## [What you will do]
Go through the entries below and count the lines where the word "this" appears; give only the count.

## [Data shown]
------------

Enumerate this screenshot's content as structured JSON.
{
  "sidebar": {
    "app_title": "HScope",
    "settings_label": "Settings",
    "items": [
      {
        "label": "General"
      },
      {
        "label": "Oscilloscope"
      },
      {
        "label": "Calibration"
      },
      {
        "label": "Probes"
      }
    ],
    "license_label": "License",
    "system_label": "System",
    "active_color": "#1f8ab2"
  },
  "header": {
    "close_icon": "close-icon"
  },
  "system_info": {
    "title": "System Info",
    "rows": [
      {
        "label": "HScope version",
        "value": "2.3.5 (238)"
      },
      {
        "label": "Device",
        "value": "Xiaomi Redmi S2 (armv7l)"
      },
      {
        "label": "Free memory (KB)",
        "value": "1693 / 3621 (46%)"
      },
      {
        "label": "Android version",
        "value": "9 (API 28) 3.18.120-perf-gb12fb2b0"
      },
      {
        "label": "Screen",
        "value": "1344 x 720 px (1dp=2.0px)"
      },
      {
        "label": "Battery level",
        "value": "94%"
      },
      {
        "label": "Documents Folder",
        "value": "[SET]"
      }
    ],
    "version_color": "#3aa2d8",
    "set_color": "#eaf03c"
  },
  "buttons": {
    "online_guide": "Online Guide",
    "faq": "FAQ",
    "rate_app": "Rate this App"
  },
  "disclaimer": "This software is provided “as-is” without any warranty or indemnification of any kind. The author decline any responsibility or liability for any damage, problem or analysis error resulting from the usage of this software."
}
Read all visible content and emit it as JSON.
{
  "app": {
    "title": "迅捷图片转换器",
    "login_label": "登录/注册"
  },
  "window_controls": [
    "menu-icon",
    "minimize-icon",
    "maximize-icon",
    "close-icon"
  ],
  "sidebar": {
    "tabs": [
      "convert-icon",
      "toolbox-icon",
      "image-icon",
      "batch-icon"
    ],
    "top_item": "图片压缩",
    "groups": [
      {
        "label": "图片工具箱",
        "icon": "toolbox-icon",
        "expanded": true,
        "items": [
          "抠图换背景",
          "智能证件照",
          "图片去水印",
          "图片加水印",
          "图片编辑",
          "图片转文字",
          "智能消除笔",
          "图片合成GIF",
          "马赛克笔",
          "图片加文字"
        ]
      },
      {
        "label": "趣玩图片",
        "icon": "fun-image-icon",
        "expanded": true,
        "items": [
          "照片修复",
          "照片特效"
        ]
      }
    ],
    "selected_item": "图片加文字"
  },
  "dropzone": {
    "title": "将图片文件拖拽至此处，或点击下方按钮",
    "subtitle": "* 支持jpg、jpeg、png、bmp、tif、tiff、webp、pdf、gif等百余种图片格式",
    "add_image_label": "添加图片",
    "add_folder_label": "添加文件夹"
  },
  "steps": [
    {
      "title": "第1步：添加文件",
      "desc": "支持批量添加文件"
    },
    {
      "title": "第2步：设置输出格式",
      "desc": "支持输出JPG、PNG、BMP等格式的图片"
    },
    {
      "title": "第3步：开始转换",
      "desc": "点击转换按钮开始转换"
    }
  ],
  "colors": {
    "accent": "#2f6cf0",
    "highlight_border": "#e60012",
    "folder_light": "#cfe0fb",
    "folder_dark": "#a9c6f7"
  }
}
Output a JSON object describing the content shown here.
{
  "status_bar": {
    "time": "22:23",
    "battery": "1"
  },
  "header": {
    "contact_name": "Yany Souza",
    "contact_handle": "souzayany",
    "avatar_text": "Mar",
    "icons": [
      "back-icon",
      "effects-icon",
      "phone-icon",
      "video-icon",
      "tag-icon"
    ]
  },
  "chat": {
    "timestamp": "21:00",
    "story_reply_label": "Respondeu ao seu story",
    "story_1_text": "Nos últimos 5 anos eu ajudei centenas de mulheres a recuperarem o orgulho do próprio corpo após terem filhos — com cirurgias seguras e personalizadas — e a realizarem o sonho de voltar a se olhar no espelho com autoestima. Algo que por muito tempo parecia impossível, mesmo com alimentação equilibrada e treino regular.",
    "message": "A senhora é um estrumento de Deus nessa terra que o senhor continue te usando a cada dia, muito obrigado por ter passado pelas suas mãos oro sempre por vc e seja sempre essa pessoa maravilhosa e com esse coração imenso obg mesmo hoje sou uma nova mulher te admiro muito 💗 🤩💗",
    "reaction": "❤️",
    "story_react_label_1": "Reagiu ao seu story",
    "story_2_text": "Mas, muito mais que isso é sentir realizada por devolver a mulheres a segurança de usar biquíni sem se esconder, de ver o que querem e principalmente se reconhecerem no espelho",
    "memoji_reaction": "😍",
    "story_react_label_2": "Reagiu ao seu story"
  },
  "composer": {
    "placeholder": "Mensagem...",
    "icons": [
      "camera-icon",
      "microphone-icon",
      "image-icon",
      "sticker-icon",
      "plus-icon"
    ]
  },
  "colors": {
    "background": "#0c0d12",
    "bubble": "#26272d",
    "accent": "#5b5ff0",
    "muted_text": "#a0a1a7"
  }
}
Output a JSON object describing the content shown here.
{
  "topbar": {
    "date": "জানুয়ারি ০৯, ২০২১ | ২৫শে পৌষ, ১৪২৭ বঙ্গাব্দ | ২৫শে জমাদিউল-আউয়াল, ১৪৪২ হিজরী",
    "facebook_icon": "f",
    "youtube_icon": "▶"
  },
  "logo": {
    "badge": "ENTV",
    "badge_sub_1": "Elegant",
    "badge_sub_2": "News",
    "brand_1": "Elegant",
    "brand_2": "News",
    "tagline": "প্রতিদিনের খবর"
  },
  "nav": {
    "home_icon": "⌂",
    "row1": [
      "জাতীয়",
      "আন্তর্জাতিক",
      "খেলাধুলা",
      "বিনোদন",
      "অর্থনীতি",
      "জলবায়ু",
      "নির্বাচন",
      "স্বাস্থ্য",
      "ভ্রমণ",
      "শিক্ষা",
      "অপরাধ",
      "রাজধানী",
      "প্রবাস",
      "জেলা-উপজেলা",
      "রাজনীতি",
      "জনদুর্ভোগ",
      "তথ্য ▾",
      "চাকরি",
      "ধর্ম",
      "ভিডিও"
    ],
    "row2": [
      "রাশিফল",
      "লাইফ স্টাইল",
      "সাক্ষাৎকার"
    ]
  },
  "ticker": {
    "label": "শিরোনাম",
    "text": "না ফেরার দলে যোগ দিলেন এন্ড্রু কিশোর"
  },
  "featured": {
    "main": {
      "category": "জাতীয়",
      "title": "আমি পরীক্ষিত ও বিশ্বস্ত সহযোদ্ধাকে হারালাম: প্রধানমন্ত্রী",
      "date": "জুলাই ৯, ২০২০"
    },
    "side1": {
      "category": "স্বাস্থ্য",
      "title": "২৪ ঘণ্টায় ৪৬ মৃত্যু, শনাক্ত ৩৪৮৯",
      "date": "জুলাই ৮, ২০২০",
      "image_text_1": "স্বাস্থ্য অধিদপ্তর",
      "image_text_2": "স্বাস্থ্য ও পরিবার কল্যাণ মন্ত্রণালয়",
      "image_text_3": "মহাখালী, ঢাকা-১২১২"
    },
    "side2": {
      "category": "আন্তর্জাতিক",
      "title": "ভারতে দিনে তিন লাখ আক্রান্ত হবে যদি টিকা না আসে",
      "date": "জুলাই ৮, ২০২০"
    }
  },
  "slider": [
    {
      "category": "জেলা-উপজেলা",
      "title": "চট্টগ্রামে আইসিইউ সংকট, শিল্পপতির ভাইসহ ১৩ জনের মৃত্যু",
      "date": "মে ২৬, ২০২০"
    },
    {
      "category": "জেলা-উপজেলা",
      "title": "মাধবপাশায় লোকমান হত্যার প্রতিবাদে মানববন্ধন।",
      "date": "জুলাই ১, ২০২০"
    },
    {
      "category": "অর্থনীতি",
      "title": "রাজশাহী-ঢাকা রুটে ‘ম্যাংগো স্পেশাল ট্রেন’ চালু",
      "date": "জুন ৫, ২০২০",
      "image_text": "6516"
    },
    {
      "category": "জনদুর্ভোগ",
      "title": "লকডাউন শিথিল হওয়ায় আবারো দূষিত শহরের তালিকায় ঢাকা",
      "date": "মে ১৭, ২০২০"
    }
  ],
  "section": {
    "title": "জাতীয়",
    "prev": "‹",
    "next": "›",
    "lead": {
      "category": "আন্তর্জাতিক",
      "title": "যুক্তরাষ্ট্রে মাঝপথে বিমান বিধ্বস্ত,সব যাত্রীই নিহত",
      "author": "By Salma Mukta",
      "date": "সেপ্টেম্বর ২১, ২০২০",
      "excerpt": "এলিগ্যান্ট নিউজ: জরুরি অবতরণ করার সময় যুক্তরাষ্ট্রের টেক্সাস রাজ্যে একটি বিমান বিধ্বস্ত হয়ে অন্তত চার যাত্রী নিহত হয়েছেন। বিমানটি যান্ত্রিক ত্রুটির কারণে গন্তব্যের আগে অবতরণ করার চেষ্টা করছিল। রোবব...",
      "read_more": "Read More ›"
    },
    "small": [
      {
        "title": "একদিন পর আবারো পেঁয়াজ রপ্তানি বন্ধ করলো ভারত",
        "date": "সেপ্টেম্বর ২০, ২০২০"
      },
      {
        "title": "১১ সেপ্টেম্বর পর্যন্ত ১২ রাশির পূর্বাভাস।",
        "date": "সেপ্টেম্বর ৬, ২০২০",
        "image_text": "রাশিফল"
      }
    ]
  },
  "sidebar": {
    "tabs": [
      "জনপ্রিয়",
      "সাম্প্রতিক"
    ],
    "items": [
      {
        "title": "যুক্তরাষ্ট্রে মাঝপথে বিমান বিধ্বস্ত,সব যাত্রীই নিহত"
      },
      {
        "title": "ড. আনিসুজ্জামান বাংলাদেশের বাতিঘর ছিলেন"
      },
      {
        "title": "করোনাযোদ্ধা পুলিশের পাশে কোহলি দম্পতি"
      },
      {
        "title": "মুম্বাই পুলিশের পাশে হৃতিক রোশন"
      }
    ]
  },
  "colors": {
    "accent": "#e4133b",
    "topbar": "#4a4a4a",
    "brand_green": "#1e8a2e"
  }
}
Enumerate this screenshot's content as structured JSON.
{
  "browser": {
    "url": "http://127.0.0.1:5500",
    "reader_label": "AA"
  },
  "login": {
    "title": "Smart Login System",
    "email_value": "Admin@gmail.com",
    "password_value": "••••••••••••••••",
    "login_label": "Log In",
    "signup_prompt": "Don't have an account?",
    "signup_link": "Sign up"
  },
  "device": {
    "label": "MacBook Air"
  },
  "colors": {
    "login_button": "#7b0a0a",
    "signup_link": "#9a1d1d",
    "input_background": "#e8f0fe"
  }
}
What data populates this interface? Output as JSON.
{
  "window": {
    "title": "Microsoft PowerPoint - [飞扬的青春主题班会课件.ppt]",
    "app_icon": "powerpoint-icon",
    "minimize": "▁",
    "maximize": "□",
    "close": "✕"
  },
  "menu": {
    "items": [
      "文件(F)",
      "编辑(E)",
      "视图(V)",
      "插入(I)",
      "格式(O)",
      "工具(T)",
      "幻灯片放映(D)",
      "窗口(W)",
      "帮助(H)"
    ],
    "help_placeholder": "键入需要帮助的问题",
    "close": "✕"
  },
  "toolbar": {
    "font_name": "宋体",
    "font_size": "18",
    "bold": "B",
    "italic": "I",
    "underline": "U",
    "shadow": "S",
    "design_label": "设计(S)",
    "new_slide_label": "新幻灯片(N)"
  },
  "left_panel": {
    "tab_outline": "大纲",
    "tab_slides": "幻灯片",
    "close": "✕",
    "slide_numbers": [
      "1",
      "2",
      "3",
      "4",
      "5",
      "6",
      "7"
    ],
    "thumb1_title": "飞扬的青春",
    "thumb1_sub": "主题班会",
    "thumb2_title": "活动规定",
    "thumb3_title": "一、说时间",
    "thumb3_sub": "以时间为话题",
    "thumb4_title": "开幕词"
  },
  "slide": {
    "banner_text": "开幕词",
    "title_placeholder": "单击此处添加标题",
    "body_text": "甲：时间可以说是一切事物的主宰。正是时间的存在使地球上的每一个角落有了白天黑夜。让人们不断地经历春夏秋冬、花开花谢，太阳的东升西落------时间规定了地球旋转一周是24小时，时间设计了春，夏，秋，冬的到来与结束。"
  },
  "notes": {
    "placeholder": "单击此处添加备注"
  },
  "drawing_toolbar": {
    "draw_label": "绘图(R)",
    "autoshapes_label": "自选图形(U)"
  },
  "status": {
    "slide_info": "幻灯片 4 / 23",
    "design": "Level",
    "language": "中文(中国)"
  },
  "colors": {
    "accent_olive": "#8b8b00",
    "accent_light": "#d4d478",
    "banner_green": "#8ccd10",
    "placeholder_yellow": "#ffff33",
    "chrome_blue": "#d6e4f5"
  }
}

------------

## [Problem solution]
5